- Other causes include psoriasis.
Purpura and petechiae
- These are dark red or purple and don't fade with pressure. You need to see a doctor urgently because there may be a serious cause that needs urgent treatment, such as meningococcal infection.
- However, common causes include injury to the skin or repeated coughing. More serious common causes include liver disease such as cirrhosis.
- Less common causes include vasculitis (eg, Henoch-Schönlein purpura) or a low level of platelets in your blood (eg, idiopathic thrombocytopenia purpura).
- Common causes of a nodule include a sebaceous cyst, lipoma, skin cancer, or a wart.
- Other causes include rheumatoid nodules (associated with rheumatoid arthritis) and Heberden's nodes (associated with osteoarthritis).
- Skin inflammation, including reactions to medicines, contact dermatitis, eczema. Eczema on your legs may be caused by varicose veins (varicose eczema).

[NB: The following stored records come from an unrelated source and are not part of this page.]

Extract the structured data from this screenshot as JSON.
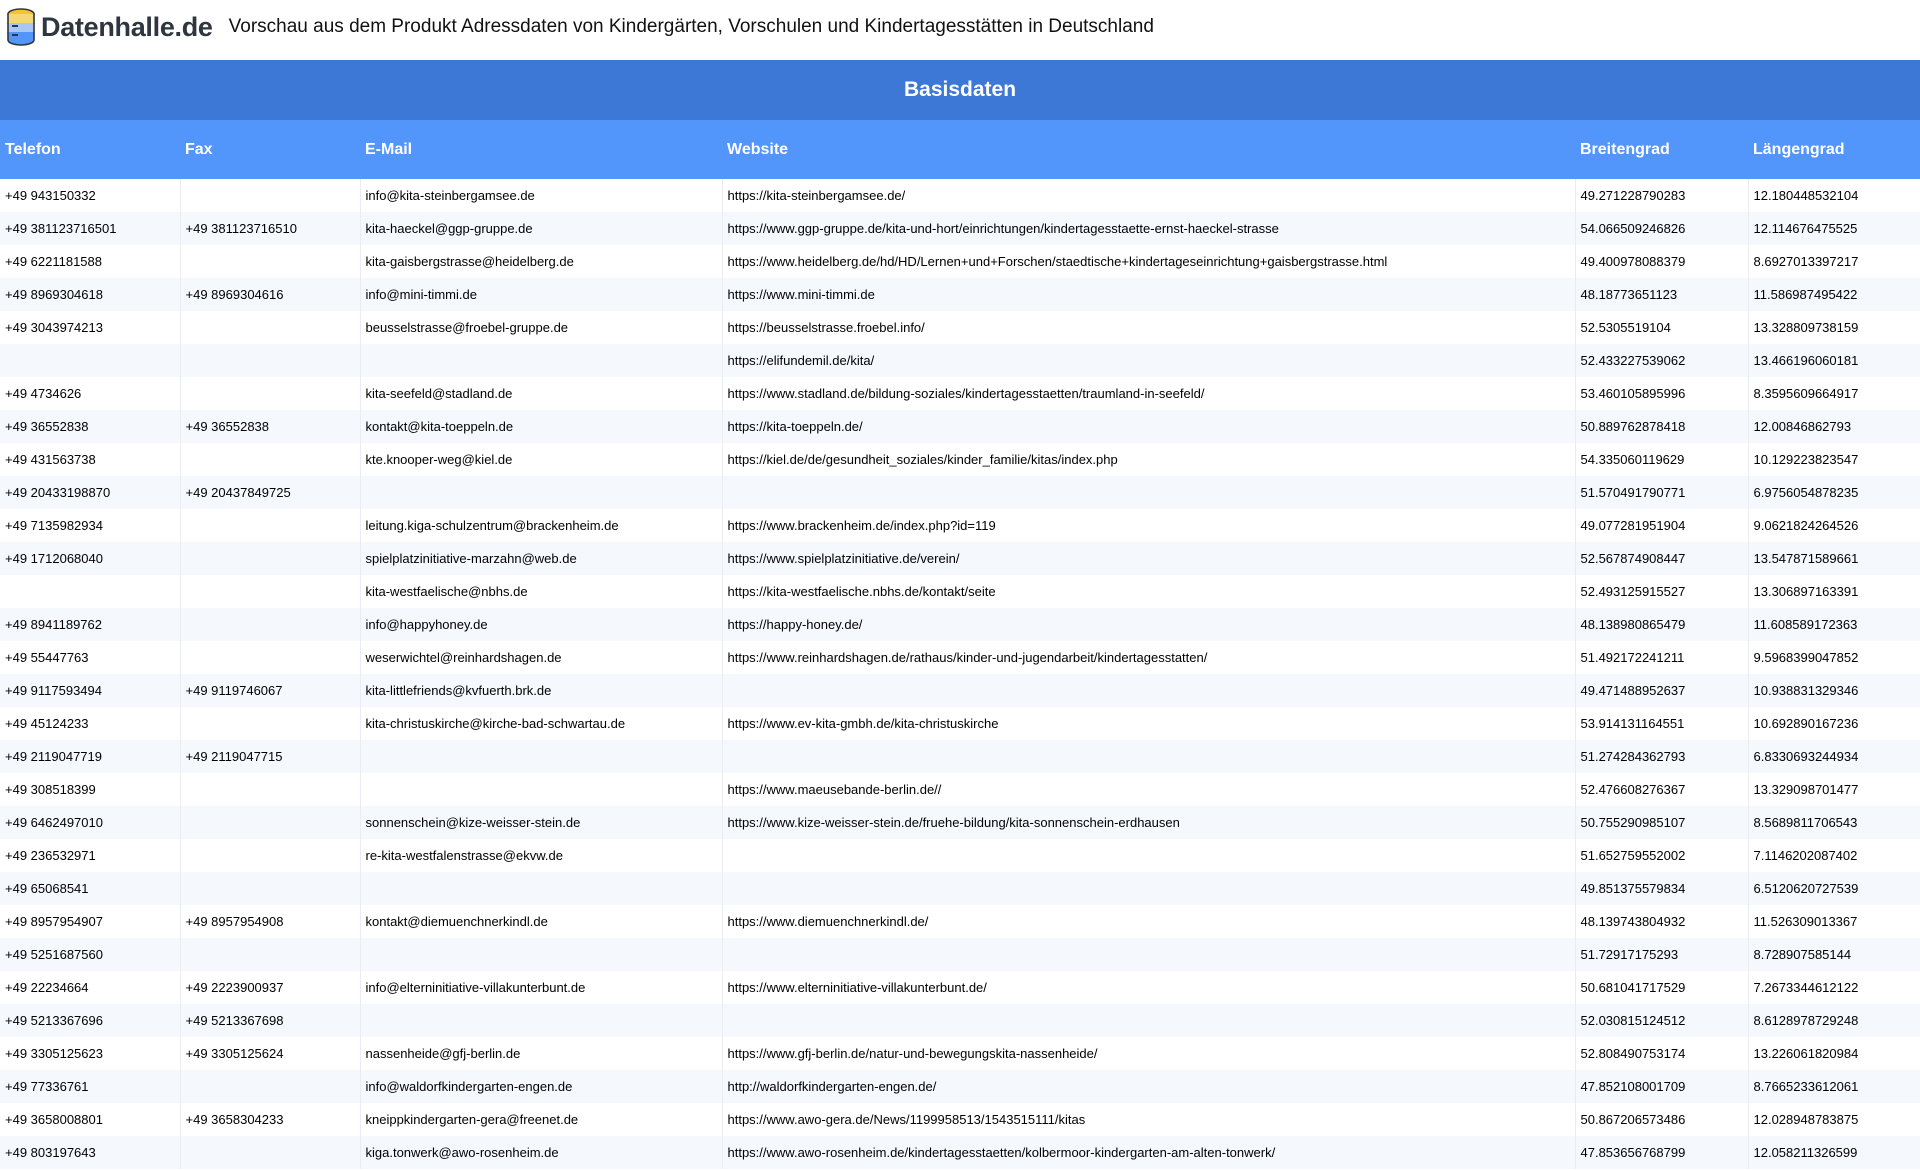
{
  "header": {
    "logo_text": "Datenhalle.de",
    "title": "Vorschau aus dem Produkt Adressdaten von Kindergärten, Vorschulen und Kindertagesstätten in Deutschland"
  },
  "table": {
    "group_label": "Basisdaten",
    "columns": [
      "Telefon",
      "Fax",
      "E-Mail",
      "Website",
      "Breitengrad",
      "Längengrad"
    ],
    "rows": [
      [
        "+49 943150332",
        "",
        "info@kita-steinbergamsee.de",
        "https://kita-steinbergamsee.de/",
        "49.271228790283",
        "12.180448532104"
      ],
      [
        "+49 381123716501",
        "+49 381123716510",
        "kita-haeckel@ggp-gruppe.de",
        "https://www.ggp-gruppe.de/kita-und-hort/einrichtungen/kindertagesstaette-ernst-haeckel-strasse",
        "54.066509246826",
        "12.114676475525"
      ],
      [
        "+49 6221181588",
        "",
        "kita-gaisbergstrasse@heidelberg.de",
        "https://www.heidelberg.de/hd/HD/Lernen+und+Forschen/staedtische+kindertageseinrichtung+gaisbergstrasse.html",
        "49.400978088379",
        "8.6927013397217"
      ],
      [
        "+49 8969304618",
        "+49 8969304616",
        "info@mini-timmi.de",
        "https://www.mini-timmi.de",
        "48.18773651123",
        "11.586987495422"
      ],
      [
        "+49 3043974213",
        "",
        "beusselstrasse@froebel-gruppe.de",
        "https://beusselstrasse.froebel.info/",
        "52.5305519104",
        "13.328809738159"
      ],
      [
        "",
        "",
        "",
        "https://elifundemil.de/kita/",
        "52.433227539062",
        "13.466196060181"
      ],
      [
        "+49 4734626",
        "",
        "kita-seefeld@stadland.de",
        "https://www.stadland.de/bildung-soziales/kindertagesstaetten/traumland-in-seefeld/",
        "53.460105895996",
        "8.3595609664917"
      ],
      [
        "+49 36552838",
        "+49 36552838",
        "kontakt@kita-toeppeln.de",
        "https://kita-toeppeln.de/",
        "50.889762878418",
        "12.00846862793"
      ],
      [
        "+49 431563738",
        "",
        "kte.knooper-weg@kiel.de",
        "https://kiel.de/de/gesundheit_soziales/kinder_familie/kitas/index.php",
        "54.335060119629",
        "10.129223823547"
      ],
      [
        "+49 20433198870",
        "+49 20437849725",
        "",
        "",
        "51.570491790771",
        "6.9756054878235"
      ],
      [
        "+49 7135982934",
        "",
        "leitung.kiga-schulzentrum@brackenheim.de",
        "https://www.brackenheim.de/index.php?id=119",
        "49.077281951904",
        "9.0621824264526"
      ],
      [
        "+49 1712068040",
        "",
        "spielplatzinitiative-marzahn@web.de",
        "https://www.spielplatzinitiative.de/verein/",
        "52.567874908447",
        "13.547871589661"
      ],
      [
        "",
        "",
        "kita-westfaelische@nbhs.de",
        "https://kita-westfaelische.nbhs.de/kontakt/seite",
        "52.493125915527",
        "13.306897163391"
      ],
      [
        "+49 8941189762",
        "",
        "info@happyhoney.de",
        "https://happy-honey.de/",
        "48.138980865479",
        "11.608589172363"
      ],
      [
        "+49 55447763",
        "",
        "weserwichtel@reinhardshagen.de",
        "https://www.reinhardshagen.de/rathaus/kinder-und-jugendarbeit/kindertagesstatten/",
        "51.492172241211",
        "9.5968399047852"
      ],
      [
        "+49 9117593494",
        "+49 9119746067",
        "kita-littlefriends@kvfuerth.brk.de",
        "",
        "49.471488952637",
        "10.938831329346"
      ],
      [
        "+49 45124233",
        "",
        "kita-christuskirche@kirche-bad-schwartau.de",
        "https://www.ev-kita-gmbh.de/kita-christuskirche",
        "53.914131164551",
        "10.692890167236"
      ],
      [
        "+49 2119047719",
        "+49 2119047715",
        "",
        "",
        "51.274284362793",
        "6.8330693244934"
      ],
      [
        "+49 308518399",
        "",
        "",
        "https://www.maeusebande-berlin.de//",
        "52.476608276367",
        "13.329098701477"
      ],
      [
        "+49 6462497010",
        "",
        "sonnenschein@kize-weisser-stein.de",
        "https://www.kize-weisser-stein.de/fruehe-bildung/kita-sonnenschein-erdhausen",
        "50.755290985107",
        "8.5689811706543"
      ],
      [
        "+49 236532971",
        "",
        "re-kita-westfalenstrasse@ekvw.de",
        "",
        "51.652759552002",
        "7.1146202087402"
      ],
      [
        "+49 65068541",
        "",
        "",
        "",
        "49.851375579834",
        "6.5120620727539"
      ],
      [
        "+49 8957954907",
        "+49 8957954908",
        "kontakt@diemuenchnerkindl.de",
        "https://www.diemuenchnerkindl.de/",
        "48.139743804932",
        "11.526309013367"
      ],
      [
        "+49 5251687560",
        "",
        "",
        "",
        "51.72917175293",
        "8.728907585144"
      ],
      [
        "+49 22234664",
        "+49 2223900937",
        "info@elterninitiative-villakunterbunt.de",
        "https://www.elterninitiative-villakunterbunt.de/",
        "50.681041717529",
        "7.2673344612122"
      ],
      [
        "+49 5213367696",
        "+49 5213367698",
        "",
        "",
        "52.030815124512",
        "8.6128978729248"
      ],
      [
        "+49 3305125623",
        "+49 3305125624",
        "nassenheide@gfj-berlin.de",
        "https://www.gfj-berlin.de/natur-und-bewegungskita-nassenheide/",
        "52.808490753174",
        "13.226061820984"
      ],
      [
        "+49 77336761",
        "",
        "info@waldorfkindergarten-engen.de",
        "http://waldorfkindergarten-engen.de/",
        "47.852108001709",
        "8.7665233612061"
      ],
      [
        "+49 3658008801",
        "+49 3658304233",
        "kneippkindergarten-gera@freenet.de",
        "https://www.awo-gera.de/News/1199958513/1543515111/kitas",
        "50.867206573486",
        "12.028948783875"
      ],
      [
        "+49 803197643",
        "",
        "kiga.tonwerk@awo-rosenheim.de",
        "https://www.awo-rosenheim.de/kindertagesstaetten/kolbermoor-kindergarten-am-alten-tonwerk/",
        "47.853656768799",
        "12.058211326599"
      ]
    ]
  }
}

- Diseases of your immune system - eg, bullous pemphigoid.
- Viral infections - eg, chickenpox, hand, foot and mouth disease.
- Skin infection: a germ (bacterial) infection with impetigo or viral infection with herpes simplex (cold sores or genital herpes) or with herpes zoster (shingles).
- Rarer causes include pemphigus and pemphigoid.
- Skin infection by a virus (eg, cold sores due to herpes simplex virus) or bacterial germs (impetigo).
- Inflammation - eg, psoriasis.
- Pustular skin reaction to medicine you are taking.
- Pustules on your face may be acne or rosacea.
Further reading & references
Disclaimer: This article is for information only and should not be used for the diagnosis or treatment of medical conditions. EMIS has used all reasonable care in compiling the information but makes no warranty as to its accuracy. Consult a doctor or other healthcare professional for diagnosis and treatment of medical conditions. For details see our conditions.
Dr Colin Tidy
Dr Louise Newson
Dr Helen Huins